Dataset rows for apps and sites
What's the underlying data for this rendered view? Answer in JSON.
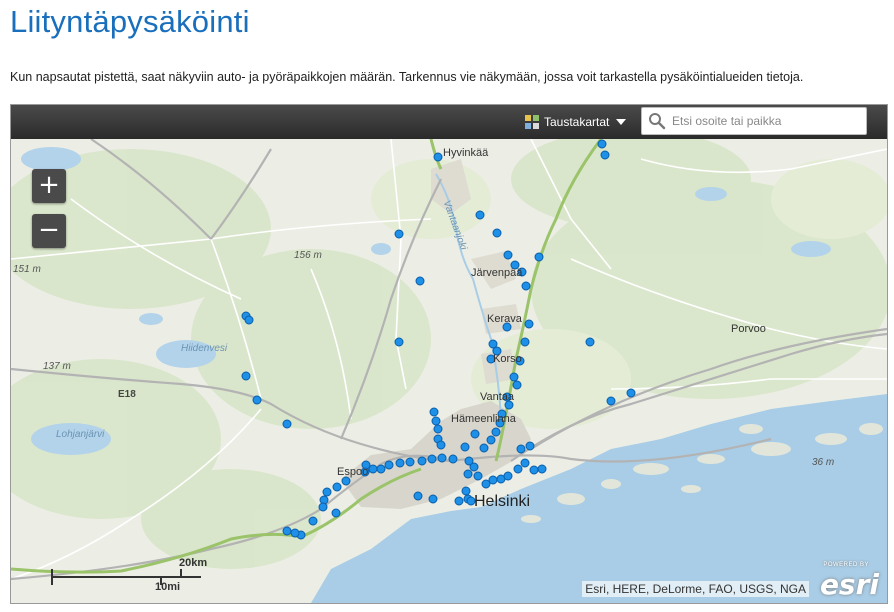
{
  "page": {
    "title": "Liityntäpysäköinti",
    "intro": "Kun napsautat pistettä, saat näkyviin auto- ja pyöräpaikkojen määrän. Tarkennus vie näkymään, jossa voit tarkastella pysäköintialueiden tietoja."
  },
  "toolbar": {
    "basemap_label": "Taustakartat",
    "search_placeholder": "Etsi osoite tai paikka"
  },
  "zoom": {
    "in_label": "+",
    "out_label": "−"
  },
  "map": {
    "labels": {
      "hyvinkaa": "Hyvinkää",
      "vantaanjoki": "Vantaanjoki",
      "jarvenpaa": "Järvenpää",
      "kerava": "Kerava",
      "korso": "Korso",
      "vantaa": "Vantaa",
      "hameenlinna": "Hämeenlinna",
      "espoo": "Espoo",
      "helsinki": "Helsinki",
      "porvoo": "Porvoo",
      "hiidenvesi": "Hiidenvesi",
      "lohjanjarvi": "Lohjanjärvi",
      "e18": "E18",
      "elev_151": "151 m",
      "elev_156": "156 m",
      "elev_137": "137 m",
      "elev_36": "36 m"
    },
    "parking_point_color": "#1e90e8",
    "motorway_color": "#9ac36a",
    "water_color": "#a9cde6"
  },
  "scale": {
    "km_label": "20km",
    "mi_label": "10mi"
  },
  "attribution": "Esri, HERE, DeLorme, FAO, USGS, NGA",
  "logo": {
    "powered": "POWERED BY",
    "word": "esri"
  }
}
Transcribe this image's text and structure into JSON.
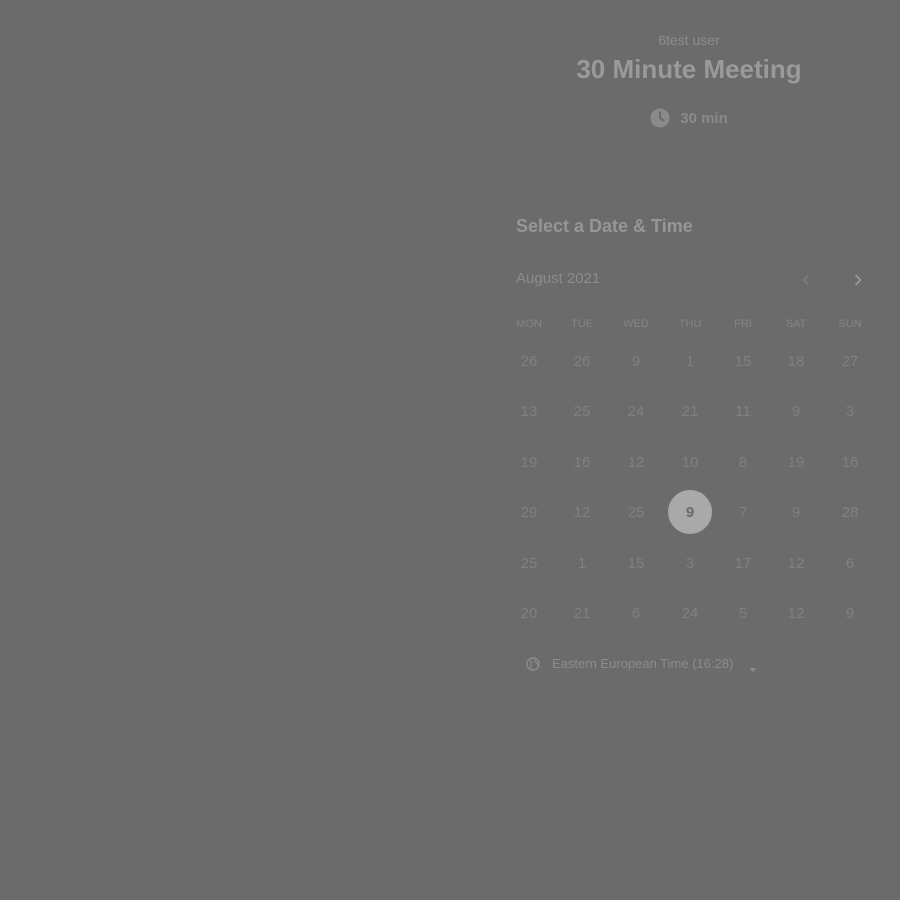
{
  "header": {
    "host_name": "6test user",
    "event_title": "30 Minute Meeting",
    "duration": "30 min",
    "duration_icon": "clock-icon"
  },
  "calendar": {
    "section_title": "Select a Date & Time",
    "month_label": "August 2021",
    "prev_icon": "chevron-left-icon",
    "next_icon": "chevron-right-icon",
    "weekdays": [
      "MON",
      "TUE",
      "WED",
      "THU",
      "FRI",
      "SAT",
      "SUN"
    ],
    "weeks": [
      [
        "26",
        "26",
        "9",
        "1",
        "15",
        "18",
        "27"
      ],
      [
        "13",
        "25",
        "24",
        "21",
        "11",
        "9",
        "3"
      ],
      [
        "19",
        "16",
        "12",
        "10",
        "8",
        "19",
        "16"
      ],
      [
        "29",
        "12",
        "25",
        "9",
        "7",
        "9",
        "28"
      ],
      [
        "25",
        "1",
        "15",
        "3",
        "17",
        "12",
        "6"
      ],
      [
        "20",
        "21",
        "6",
        "24",
        "5",
        "12",
        "9"
      ]
    ],
    "selected": {
      "week": 3,
      "day": 3
    }
  },
  "timezone": {
    "label": "Eastern European Time (16:28)",
    "icon": "globe-icon",
    "caret_icon": "caret-down-icon"
  }
}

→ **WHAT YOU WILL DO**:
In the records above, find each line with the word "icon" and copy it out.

→ **SOLUTION**:
    "duration_icon": "clock-icon"
    "prev_icon": "chevron-left-icon",
    "next_icon": "chevron-right-icon",
    "icon": "globe-icon",
    "caret_icon": "caret-down-icon"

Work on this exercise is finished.